You know that it's important to go to your primary care physician for an annual checkup. However, you might not realize that your eyes need routine checkups as well. If you wear contacts or glasses, you should visit the optometrist annually. If you don't need vision aids, you should still see the eye doctor every two years. If you've never been to an optometrist before, you may not know what to expect from the experience. Here are four things you should expect at your next eye exam:
1. Your optometrist will use various machines to examine your eyes.
Part of the purpose of an eye exam is to ensure that your eyes are healthy and functioning normally. Your optometrist will use special machines to test your eyes' ability to focus as well as to examine them closely for potential problems.
2. Your optometrist will test your vision.
Normal human vision is 20/20, but age and genetics may cause your vision to degrade over time. Your optometrist will instruct you to look at an eye chart filled with numbers and letters. They will have you read certain lines to determine how strong your vision is. If your vision isn't perfect, your optometrist may prescribe glasses or contacts to correct it.
3. If you wear contacts, your optometrist will take additional measurements.
Contact lens fitting is an additional component of an eye exam for those who need it. People's eyes have different curvatures, which can change slightly throughout your life.
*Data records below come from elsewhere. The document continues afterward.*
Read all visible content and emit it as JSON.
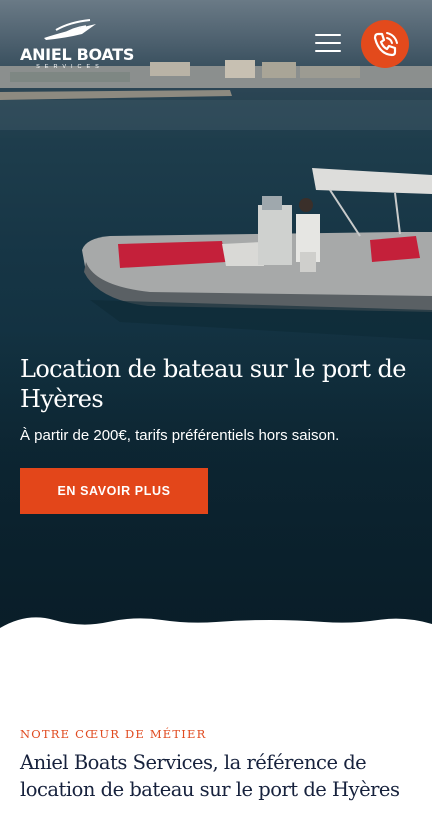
{
  "header": {
    "logo_name": "ANIEL BOATS",
    "logo_sub": "SERVICES",
    "menu_icon": "hamburger-menu-icon",
    "phone_icon": "phone-icon"
  },
  "hero": {
    "title": "Location de bateau sur le port de Hyères",
    "subtitle": "À partir de 200€, tarifs préférentiels hors saison.",
    "cta_label": "EN SAVOIR PLUS"
  },
  "section": {
    "kicker": "NOTRE CŒUR DE MÉTIER",
    "title": "Aniel Boats Services, la référence de location de bateau sur le port de Hyères"
  },
  "colors": {
    "accent": "#e3461a",
    "title_dark": "#17223d",
    "sea_dark": "#11303f"
  }
}
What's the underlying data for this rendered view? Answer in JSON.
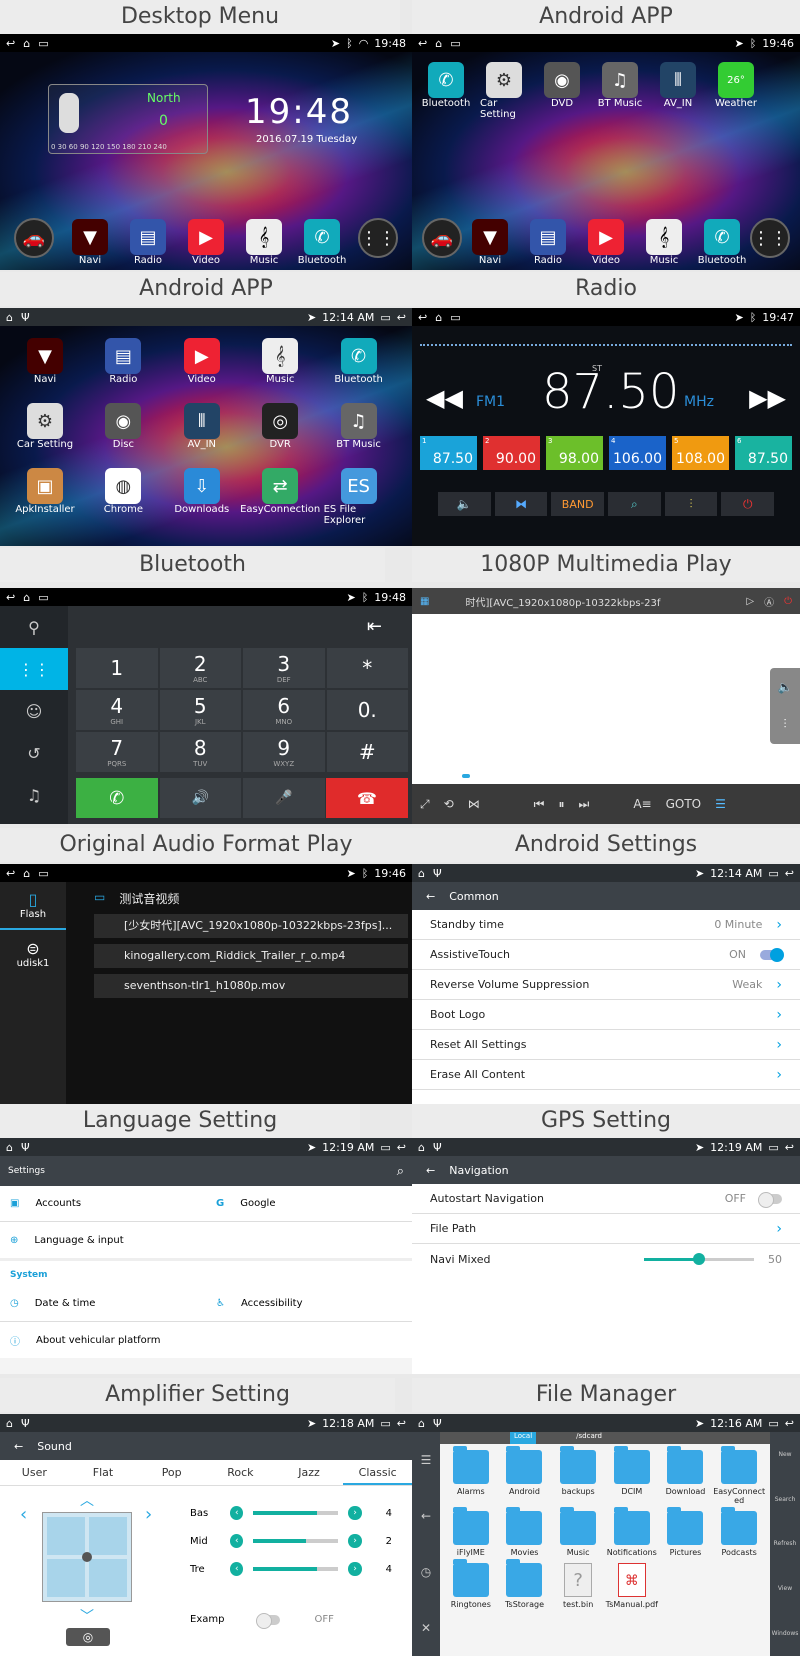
{
  "titles": [
    "Desktop Menu",
    "Android APP",
    "Android APP",
    "Radio",
    "Bluetooth",
    "1080P Multimedia Play",
    "Original Audio Format Play",
    "Android Settings",
    "Language Setting",
    "GPS Setting",
    "Amplifier Setting",
    "File Manager"
  ],
  "desktop": {
    "time_sb": "19:48",
    "direction": "North",
    "speed": "0",
    "speed_scale": "0 30 60 90 120 150 180 210 240",
    "clock": "19:48",
    "date": "2016.07.19 Tuesday",
    "dock": [
      "Navi",
      "Radio",
      "Video",
      "Music",
      "Bluetooth"
    ]
  },
  "apps1": {
    "time_sb": "19:46",
    "apps": [
      "Bluetooth",
      "Car Setting",
      "DVD",
      "BT Music",
      "AV_IN",
      "Weather"
    ],
    "weather_temp": "26°",
    "dock": [
      "Navi",
      "Radio",
      "Video",
      "Music",
      "Bluetooth"
    ]
  },
  "apps2": {
    "time_sb": "12:14 AM",
    "apps": [
      "Navi",
      "Radio",
      "Video",
      "Music",
      "Bluetooth",
      "Car Setting",
      "Disc",
      "AV_IN",
      "DVR",
      "BT Music",
      "ApkInstaller",
      "Chrome",
      "Downloads",
      "EasyConnection",
      "ES File Explorer"
    ]
  },
  "radio": {
    "time_sb": "19:47",
    "st": "ST",
    "band": "FM1",
    "freq": "87.50",
    "unit": "MHz",
    "presets": [
      {
        "n": "1",
        "f": "87.50",
        "c": "#1aa3d9"
      },
      {
        "n": "2",
        "f": "90.00",
        "c": "#e03030"
      },
      {
        "n": "3",
        "f": "98.00",
        "c": "#6cbf2a"
      },
      {
        "n": "4",
        "f": "106.00",
        "c": "#1a63c9"
      },
      {
        "n": "5",
        "f": "108.00",
        "c": "#f09a10"
      },
      {
        "n": "6",
        "f": "87.50",
        "c": "#19b3a0"
      }
    ],
    "band_btn": "BAND"
  },
  "bt": {
    "time_sb": "19:48",
    "keys": [
      [
        "1",
        ""
      ],
      [
        "2",
        "ABC"
      ],
      [
        "3",
        "DEF"
      ],
      [
        "*",
        ""
      ],
      [
        "4",
        "GHI"
      ],
      [
        "5",
        "JKL"
      ],
      [
        "6",
        "MNO"
      ],
      [
        "0.",
        ""
      ],
      [
        "7",
        "PQRS"
      ],
      [
        "8",
        "TUV"
      ],
      [
        "9",
        "WXYZ"
      ],
      [
        "#",
        ""
      ]
    ]
  },
  "video": {
    "file": "时代][AVC_1920x1080p-10322kbps-23f",
    "goto": "GOTO"
  },
  "audio": {
    "time_sb": "19:46",
    "folder": "测试音视频",
    "flash": "Flash",
    "udisk": "udisk1",
    "files": [
      "[少女时代][AVC_1920x1080p-10322kbps-23fps]...",
      "kinogallery.com_Riddick_Trailer_r_o.mp4",
      "seventhson-tlr1_h1080p.mov"
    ]
  },
  "settings": {
    "time_sb": "12:14 AM",
    "title": "Common",
    "rows": [
      {
        "l": "Standby time",
        "v": "0 Minute"
      },
      {
        "l": "AssistiveTouch",
        "v": "ON"
      },
      {
        "l": "Reverse Volume Suppression",
        "v": "Weak"
      },
      {
        "l": "Boot Logo",
        "v": ""
      },
      {
        "l": "Reset All Settings",
        "v": ""
      },
      {
        "l": "Erase All Content",
        "v": ""
      }
    ]
  },
  "lang": {
    "time_sb": "12:19 AM",
    "title": "Settings",
    "accounts": "Accounts",
    "google": "Google",
    "language": "Language & input",
    "system": "System",
    "date": "Date & time",
    "access": "Accessibility",
    "about": "About vehicular platform"
  },
  "gps": {
    "time_sb": "12:19 AM",
    "title": "Navigation",
    "autostart": "Autostart Navigation",
    "off": "OFF",
    "path": "File Path",
    "mixed": "Navi Mixed",
    "mixed_val": "50",
    "mixed_level": 0.5
  },
  "amp": {
    "time_sb": "12:18 AM",
    "title": "Sound",
    "tabs": [
      "User",
      "Flat",
      "Pop",
      "Rock",
      "Jazz",
      "Classic"
    ],
    "rows": [
      {
        "l": "Bas",
        "v": "4",
        "lvl": 0.75
      },
      {
        "l": "Mid",
        "v": "2",
        "lvl": 0.62
      },
      {
        "l": "Tre",
        "v": "4",
        "lvl": 0.75
      }
    ],
    "examp": "Examp",
    "examp_v": "OFF"
  },
  "fm": {
    "time_sb": "12:16 AM",
    "local": "Local",
    "path": "/sdcard",
    "items": [
      "Alarms",
      "Android",
      "backups",
      "DCIM",
      "Download",
      "EasyConnected",
      "iFlyIME",
      "Movies",
      "Music",
      "Notifications",
      "Pictures",
      "Podcasts",
      "Ringtones",
      "TsStorage",
      "test.bin",
      "TsManual.pdf"
    ],
    "side": [
      "New",
      "Search",
      "Refresh",
      "View",
      "Windows"
    ]
  }
}
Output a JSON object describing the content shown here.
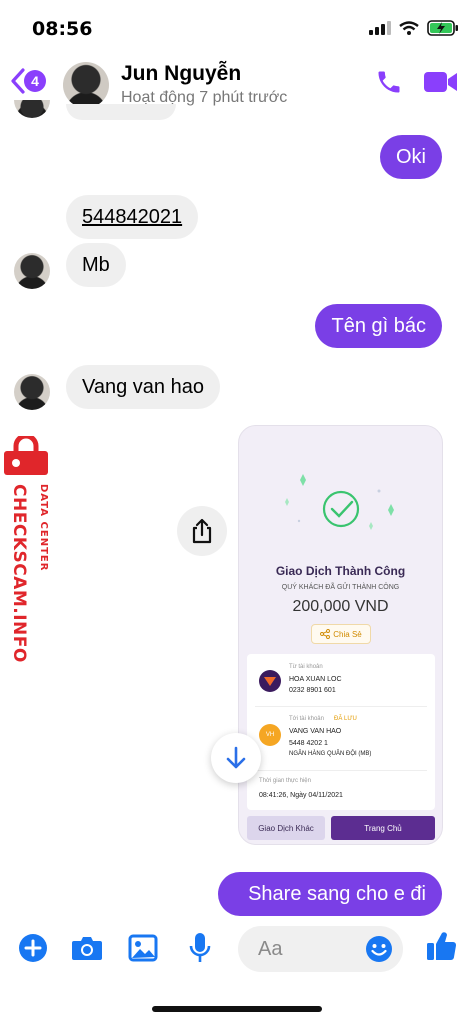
{
  "status_bar": {
    "time": "08:56"
  },
  "header": {
    "back_badge": "4",
    "contact_name": "Jun Nguyễn",
    "contact_status": "Hoạt động 7 phút trước"
  },
  "messages": [
    {
      "id": "m1",
      "direction": "out",
      "text": "Oki"
    },
    {
      "id": "m2",
      "direction": "in",
      "text": "544842021"
    },
    {
      "id": "m3",
      "direction": "in",
      "text": "Mb"
    },
    {
      "id": "m4",
      "direction": "out",
      "text": "Tên gì bác"
    },
    {
      "id": "m5",
      "direction": "in",
      "text": "Vang van hao"
    },
    {
      "id": "m7",
      "direction": "out",
      "text": "Share sang cho e đi"
    }
  ],
  "receipt": {
    "title": "Giao Dịch Thành Công",
    "subtitle": "QUÝ KHÁCH ĐÃ GỬI THÀNH CÔNG",
    "amount": "200,000 VND",
    "share_label": "Chia Sẻ",
    "from_label": "Từ tài khoản",
    "from_name": "HOA XUAN LOC",
    "from_account": "0232 8901 601",
    "to_label": "Tới tài khoản",
    "to_saved": "ĐÃ LƯU",
    "to_avatar": "VH",
    "to_name": "VANG VAN HAO",
    "to_account": "5448 4202 1",
    "to_bank": "NGÂN HÀNG QUÂN ĐỘI (MB)",
    "time_label": "Thời gian thực hiện",
    "time_value": "08:41:26, Ngày 04/11/2021",
    "btn_other": "Giao Dịch Khác",
    "btn_home": "Trang Chủ"
  },
  "watermark": {
    "line1": "DATA CENTER",
    "line2": "CHECKSCAM.INFO"
  },
  "composer": {
    "placeholder": "Aa"
  },
  "colors": {
    "accent": "#7a3fe6",
    "watermark": "#e0262b"
  }
}
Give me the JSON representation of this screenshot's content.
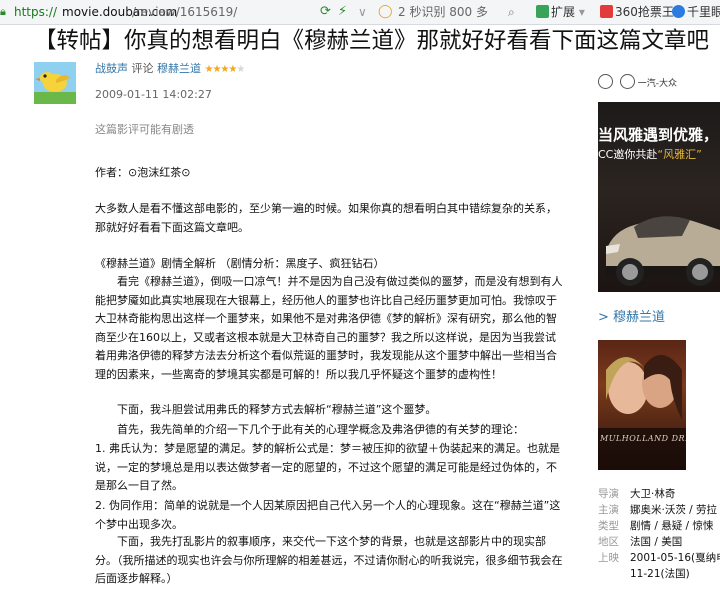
{
  "browser": {
    "url_scheme": "https://",
    "url_host": "movie.douban.com",
    "url_path": "/review/1615619/",
    "search_text": "2 秒识别 800 多",
    "ext_label": "扩展",
    "ext2_label": "360抢票王",
    "ext3_label": "千里眼"
  },
  "title": "【转帖】你真的想看明白《穆赫兰道》那就好好看看下面这篇文章吧",
  "author": {
    "name": "战鼓声",
    "verb": "评论",
    "movie": "穆赫兰道",
    "stars_on": "★★★★",
    "stars_off": "★",
    "rating": 4,
    "date": "2009-01-11 14:02:27"
  },
  "spoiler": "这篇影评可能有剧透",
  "article": {
    "author_line": "作者：⊙泡沫红茶⊙",
    "intro": "大多数人是看不懂这部电影的，至少第一遍的时候。如果你真的想看明白其中错综复杂的关系，那就好好看看下面这篇文章吧。",
    "review_head": "《穆赫兰道》剧情全解析 （剧情分析：黑度子、疯狂钻石）",
    "review_body": "看完《穆赫兰道》，倒吸一口凉气！并不是因为自己没有做过类似的噩梦，而是没有想到有人能把梦魇如此真实地展现在大银幕上，经历他人的噩梦也许比自己经历噩梦更加可怕。我惊叹于大卫林奇能构思出这样一个噩梦来，如果他不是对弗洛伊德《梦的解析》深有研究，那么他的智商至少在160以上，又或者这根本就是大卫林奇自己的噩梦？我之所以这样说，是因为当我尝试着用弗洛伊德的释梦方法去分析这个看似荒诞的噩梦时，我发现能从这个噩梦中解出一些相当合理的因素来，一些离奇的梦境其实都是可解的！所以我几乎怀疑这个噩梦的虚构性！",
    "hypothesis": "下面，我斗胆尝试用弗氏的释梦方式去解析“穆赫兰道”这个噩梦。",
    "first": "首先，我先简单的介绍一下几个于此有关的心理学概念及弗洛伊德的有关梦的理论：",
    "point1": "1. 弗氏认为：梦是愿望的满足。梦的解析公式是：梦＝被压抑的欲望＋伪装起来的满足。也就是说，一定的梦境总是用以表达做梦者一定的愿望的，不过这个愿望的满足可能是经过伪体的，不是那么一目了然。",
    "point2": "2. 伪同作用：简单的说就是一个人因某原因把自己代入另一个人的心理现象。这在“穆赫兰道”这个梦中出现多次。",
    "ending": "下面，我先打乱影片的叙事顺序，来交代一下这个梦的背景，也就是这部影片中的现实部分。（我所描述的现实也许会与你所理解的相差甚远，不过请你耐心的听我说完，很多细节我会在后面逐步解释。）"
  },
  "sidebar": {
    "brand_text": "一汽-大众",
    "ad_headline": "当风雅遇到优雅，",
    "ad_sub_pre": "CC邀你共赴",
    "ad_sub_accent": "“风雅汇”",
    "movie_link": "> 穆赫兰道",
    "poster_title": "MULHOLLAND DRIVE",
    "info": [
      {
        "label": "导演",
        "value": "大卫·林奇"
      },
      {
        "label": "主演",
        "value": "娜奥米·沃茨 / 劳拉"
      },
      {
        "label": "类型",
        "value": "剧情 / 悬疑 / 惊悚"
      },
      {
        "label": "地区",
        "value": "法国 / 美国"
      },
      {
        "label": "上映",
        "value": "2001-05-16(戛纳电"
      },
      {
        "label": "",
        "value": "11-21(法国)"
      }
    ]
  }
}
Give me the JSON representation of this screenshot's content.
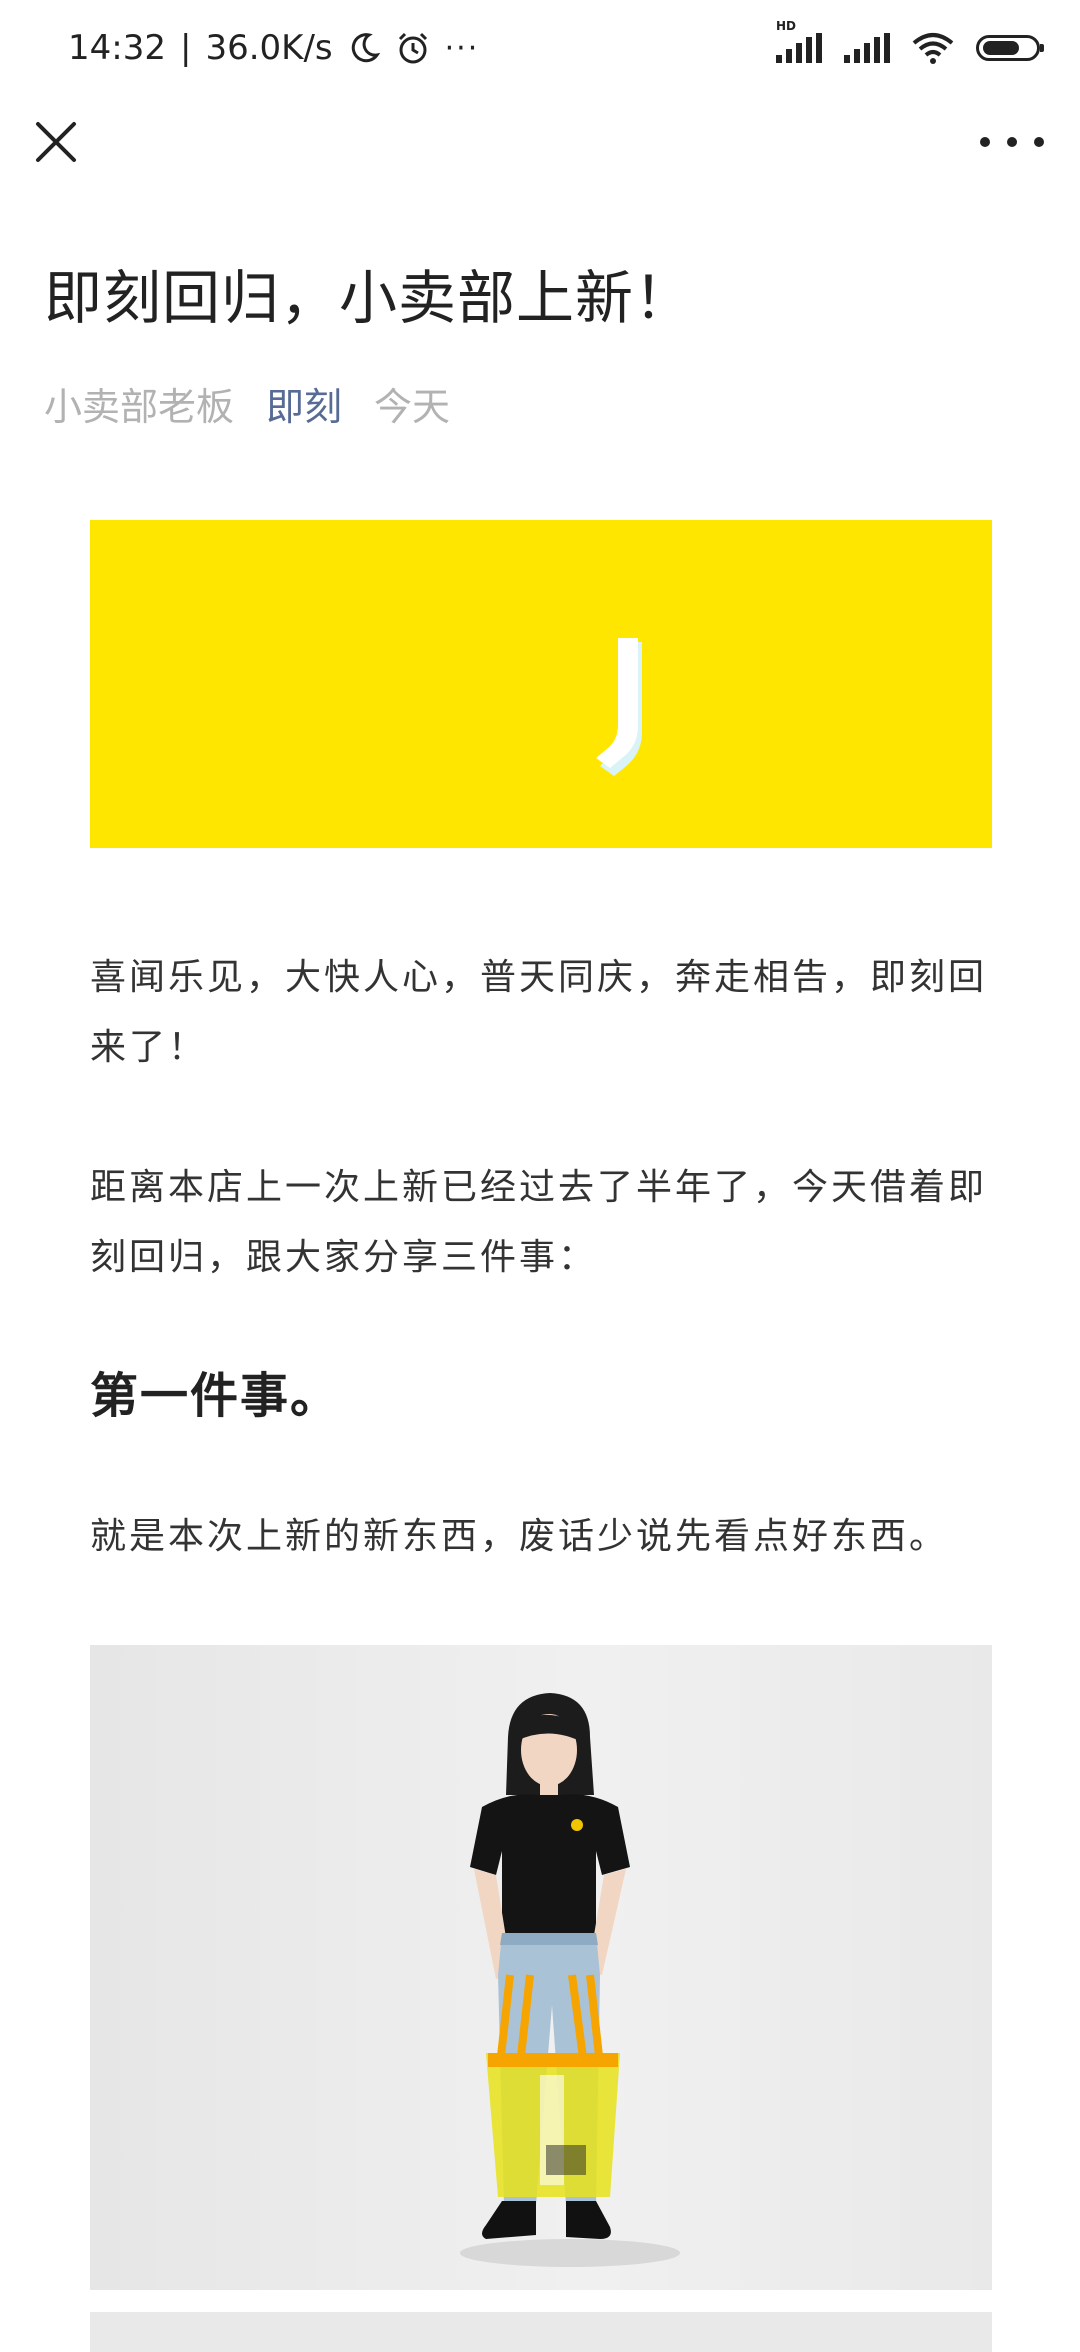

In order to help you get a pair of contacts that fit you well, your optometrist will take additional measurements.
4. Your optometrist may dilate your eyes.
Pupil dilation is a standard part of an eye exam, but it doesn't need to be done every year unless you are at high risk for certain diseases. Your optometrist will put numbing drops in your eyes, which may feel a little itchy, but it's important that you avoid rubbing your eyes. Once the numbing drops have taken effect, your optometrist will use special eye drops to dilate your pupils. This will allow them to see parts of your eyes that are usually not visible in order to check for signs of disease. Pupil dilation isn't painful at all, but you should bring a pair of sunglasses to your eye exam since your eyes will be sensitive to light for a few hours after the procedure.